Wildlife detection system to be tested on Highway 3

A new high-tech wildlife detection systems will be tested on Highway 3 between Fort Steele and the Alberta border.

The corridor between Cranbrook, Fernie, Sparwood and the Alberta border is “Ground Zero” for collisions with wildlife in B.C.

And a new high-tech wildlife detection systems will be tested on Highway 3 between Fort Steele and the Alberta border to better warn motorists about the potential for collisions.

Todd Stone, Minister of Transportation and Infrastructure, announced the testing of the new technology at a Chamber of Commerce luncheon Wednesday at the Heritage Inn in Cranbrook.

“We recognized that one of the leading causes of collisions in B.C. is the high prevalence of wildlife on many corridors, and nowhere greater than here in the Kootenays,” Stone said. “In fact, the Cranbrook-Fernie-Sparwood (corridor) is pretty much Ground Zero for some of the highest rates of collisions in the province.

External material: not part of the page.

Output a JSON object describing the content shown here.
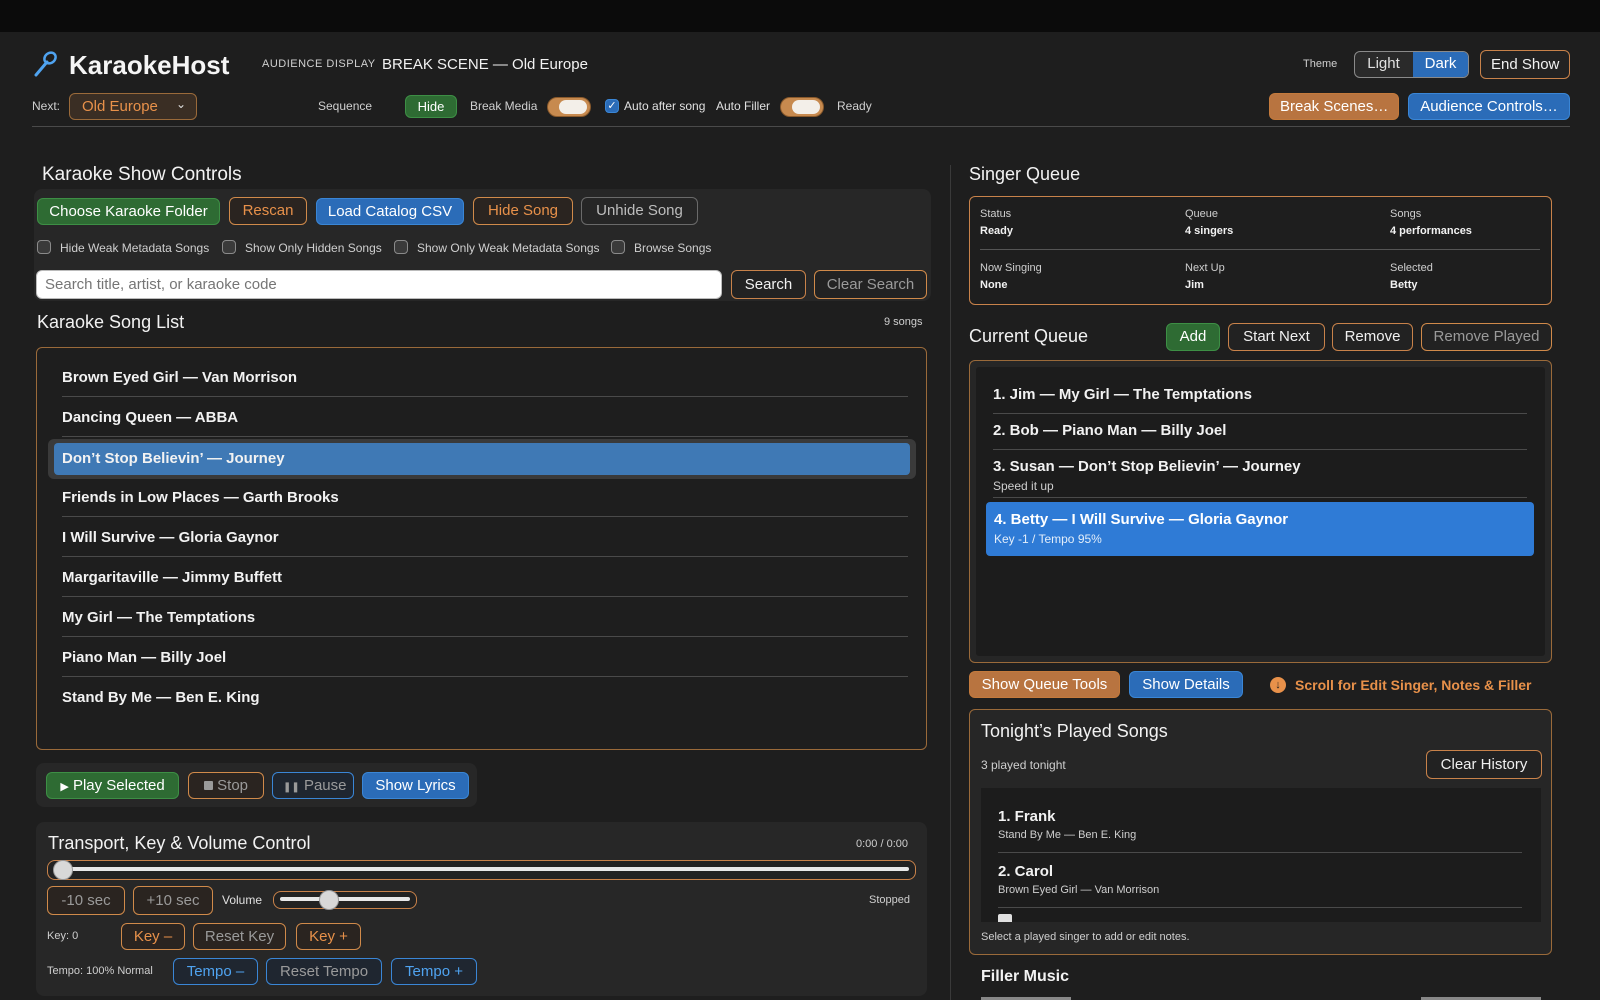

“Amongst a number of other initiatives which we’re going to move forward with, like fencing and more LED signs and so forth, we decided we’re going to pilot two wildlife detection systems here in the East Kootenay,” Stone said. “One will be just outside of Sparwood, because that area has the highest incidents of elk collisions in the province — by far. The second system will be just east of Cranbrook and it has one of the highest rates overall of collisions with wildlife, most of which is deer.

“So we thought, ‘nowhere better in the province to pilot these systems than here.’”

The combined value is $1.5 million. Stone said the technology is state of the art, using sensors and radar to identify large wildlife approaching the shoulder of the highway. When a large animal is detected, the system will trigger flashing lights on a warning sign to alert drivers of the potential hazard ahead. Drivers can then lower their speed and take appropriate steps to reduce their chances of hitting the animal.

Approximately 70 per cent of elk fatalities on Highway 3 near Sparwood occurred between October and March, a period when driving conditions are most challenging with less daylight and winter conditions.

Approximately 60 per cent of deer fatalities on Highway 3 occurred between April and September, when many tourists are travelling through the area.

An adult bull elk can weigh as much as 315 kg (700 lb) and a large adult bull moose can approach 700 kg (1540 lb). By comparison, a subcompact sedan weighs approximately 1,100 kg (2400 lb), and a motorcycle weighs between 200 and 350 kg (440-770 lb).

Stone, the MLA for Kamloops-South Thompson, was first elected in May, 2013, and the next month was appointed Minister of Transportation and Infrastructure — a big, sprawling, complicated portfolio.

“It’s the best ministry in government, in my opinion,” Stone told the Townsman. “It’s loaded with staff who are all about getting things done. It’s all project-based, there’s a beginning and an end on everything we do.

“I think the greatest challenge — because I’ve thoroughly enjoyed the challenges thus far, and I’ve met the challenges head on, I think — is just the massive scope of transportation infrastructure that we have in this province. We have 47,800 kilometres of road that’s maintained by the Province. You think of the dozens of airports we have, we’ve got about 15 deepwater ports in this province, there’s responsibility for rail, for ICBC … It’s a broad portfolio with lots of responsibilities.”